Aaron wants to work on species distributions because environmental change is something that all species have to deal with – all species are always moving (or not!) in response to change. Plus, the speed of climate change makes this a really important problem right now: it’s a perfect example of a case where understanding how nature works will help people live better. We need to understand what will happen to species distributions to understand what’s going to happen to ecosystem services, disease carrying mosquitoes, forest fires, and more.
But species distributions aren’t all Aaron thinks about! In the last few years, he’s worked on biogeochemistry and primary production (how much of the sun’s energy plants can convert to physical stuff). Lately he’s been trying to pin down exactly how much nitrous oxide (N2O) is ending up in the atmosphere. I went to a very good talk he gave on this topic (see here for the abstract). Like carbon dioxide, N2O is a greenhouse gas, but N2O is 310 times better than CO2 at trapping heat. That’s no laughing matter. A good chunk of N2O emissions is from agricultural fertilizer use, but figuring out exactly how much fertilizer is being used and how much emissions that causes is hard to estimate. The current methods result in a great deal of uncertainty – so uncertain as to make the N2O estimates almost useless!
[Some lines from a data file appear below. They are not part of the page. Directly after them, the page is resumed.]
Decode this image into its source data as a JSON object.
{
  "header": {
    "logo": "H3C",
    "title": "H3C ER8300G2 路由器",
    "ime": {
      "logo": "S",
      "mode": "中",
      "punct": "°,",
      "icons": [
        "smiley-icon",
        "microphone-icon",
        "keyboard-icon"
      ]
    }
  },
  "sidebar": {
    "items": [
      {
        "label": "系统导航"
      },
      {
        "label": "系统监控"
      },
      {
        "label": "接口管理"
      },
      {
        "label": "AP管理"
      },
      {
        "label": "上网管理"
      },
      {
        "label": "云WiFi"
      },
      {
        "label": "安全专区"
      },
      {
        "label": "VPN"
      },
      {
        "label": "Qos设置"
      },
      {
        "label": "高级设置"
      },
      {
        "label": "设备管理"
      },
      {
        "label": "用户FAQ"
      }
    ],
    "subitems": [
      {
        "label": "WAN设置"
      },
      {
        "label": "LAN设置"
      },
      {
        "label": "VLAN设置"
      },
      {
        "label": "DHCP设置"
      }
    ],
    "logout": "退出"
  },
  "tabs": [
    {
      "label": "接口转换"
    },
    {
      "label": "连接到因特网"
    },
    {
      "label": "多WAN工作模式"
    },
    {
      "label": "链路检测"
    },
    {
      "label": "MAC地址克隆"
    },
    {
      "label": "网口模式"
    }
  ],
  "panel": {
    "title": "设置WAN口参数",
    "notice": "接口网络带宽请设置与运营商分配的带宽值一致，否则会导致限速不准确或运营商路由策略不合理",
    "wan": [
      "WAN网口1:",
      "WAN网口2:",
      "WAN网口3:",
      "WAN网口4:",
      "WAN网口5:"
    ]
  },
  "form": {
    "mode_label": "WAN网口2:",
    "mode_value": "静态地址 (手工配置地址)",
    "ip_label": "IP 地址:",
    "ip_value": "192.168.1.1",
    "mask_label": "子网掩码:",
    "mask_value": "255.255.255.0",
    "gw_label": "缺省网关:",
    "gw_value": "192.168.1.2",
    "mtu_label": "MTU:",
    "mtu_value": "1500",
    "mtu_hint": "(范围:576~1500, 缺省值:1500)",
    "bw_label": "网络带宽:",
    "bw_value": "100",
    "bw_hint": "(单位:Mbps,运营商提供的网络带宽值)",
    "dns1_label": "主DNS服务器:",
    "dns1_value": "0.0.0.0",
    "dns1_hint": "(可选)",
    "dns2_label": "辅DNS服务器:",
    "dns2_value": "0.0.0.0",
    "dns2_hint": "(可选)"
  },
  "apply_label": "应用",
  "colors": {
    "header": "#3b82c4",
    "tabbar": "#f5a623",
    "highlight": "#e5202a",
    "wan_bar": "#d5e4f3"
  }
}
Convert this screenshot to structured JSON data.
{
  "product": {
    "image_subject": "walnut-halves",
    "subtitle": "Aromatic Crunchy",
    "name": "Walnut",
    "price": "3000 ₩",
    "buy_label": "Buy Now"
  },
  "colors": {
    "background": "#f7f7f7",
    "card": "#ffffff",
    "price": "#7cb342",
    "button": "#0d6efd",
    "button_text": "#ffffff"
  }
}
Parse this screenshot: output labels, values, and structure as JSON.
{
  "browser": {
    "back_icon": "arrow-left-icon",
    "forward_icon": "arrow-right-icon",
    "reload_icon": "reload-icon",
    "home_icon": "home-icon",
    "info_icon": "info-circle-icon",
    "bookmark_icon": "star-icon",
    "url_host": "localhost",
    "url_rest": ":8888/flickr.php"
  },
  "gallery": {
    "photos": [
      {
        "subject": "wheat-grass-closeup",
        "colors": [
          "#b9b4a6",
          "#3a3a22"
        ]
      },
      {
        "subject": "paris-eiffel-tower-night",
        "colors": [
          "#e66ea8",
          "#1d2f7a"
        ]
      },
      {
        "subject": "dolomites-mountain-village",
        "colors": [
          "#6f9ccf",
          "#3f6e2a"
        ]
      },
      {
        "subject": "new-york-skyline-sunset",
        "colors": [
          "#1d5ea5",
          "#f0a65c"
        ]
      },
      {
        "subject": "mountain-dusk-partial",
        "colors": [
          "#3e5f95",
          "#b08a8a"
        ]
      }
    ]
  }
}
But Aaron has figured out a way to combine places we have good estimates with places we don’t in a model that gives us much, much more certain estimates of N2O. Wow, right?
When he’s not doing math to save the planet, you might find Aaron blogging. I was curious about why he blogged; since scientists are busy, there’s got to be a payoff! He started blogging as a way to think through ideas since learning (through teaching) that the best way to understand an idea is to explain it. Blogging is also a way to come up with and record ideas that might otherwise be lost to the margins of papers. In a way, it’s a ‘lab idea notebook’ on the internet! He reviews articles, making them more accessible by giving them additional context and using more natural language, in a way you can’t necessarily do in a journal article. Sometimes his posts have a bit of analysis, like this one on ESA presentations. Ultimately he likes to do a little bit of science in each post. You could say that’s the whole goal of the blog.
I also wanted to know about the kind of feedback he gets from blogging. I know I’m thrilled whenever you all comment here, but his posts don’t provoke many responses. Even though I’ve been reading (and loving) his blog for months, I don’t think I’ve ever commented. But despite the lack of comments on his blog, he’s reaching a much larger audience than he ever expected. Aaron really loves teaching and plans to make it a big part of his career, but as a teacher, you’re limited to the students in your classes. So he was excited that the potential (and actual) audience for his blog is just so much larger.
Aaron does have a fair amount of experience teaching undergraduate students and hopes to one day teach and mentor at a small liberal arts college. I was amazed that he’s already thinking of how to translate his research interests into tractable projects for undergraduate students! He’s very interested in getting students into a graphical, quantitative mindset. I was happy to hear that he recognized that learning to interpret complex graphs – something scientists do without pause every day – isn’t easy and needs to be taught.
Now Aaron is doing important ecological work using very sophisticated modeling techniques, but he didn’t start college hoping to become an math-y ecologist. He was definitely still passionate about the environment back then, and he thought that environmental studies was the way to go. But his professors really emphasized scientific thinking and quantitative skills, and he came to really enjoy that way of approaching and interpreting the world. He wants to give his students that same vehicle of science for exploring the world someday.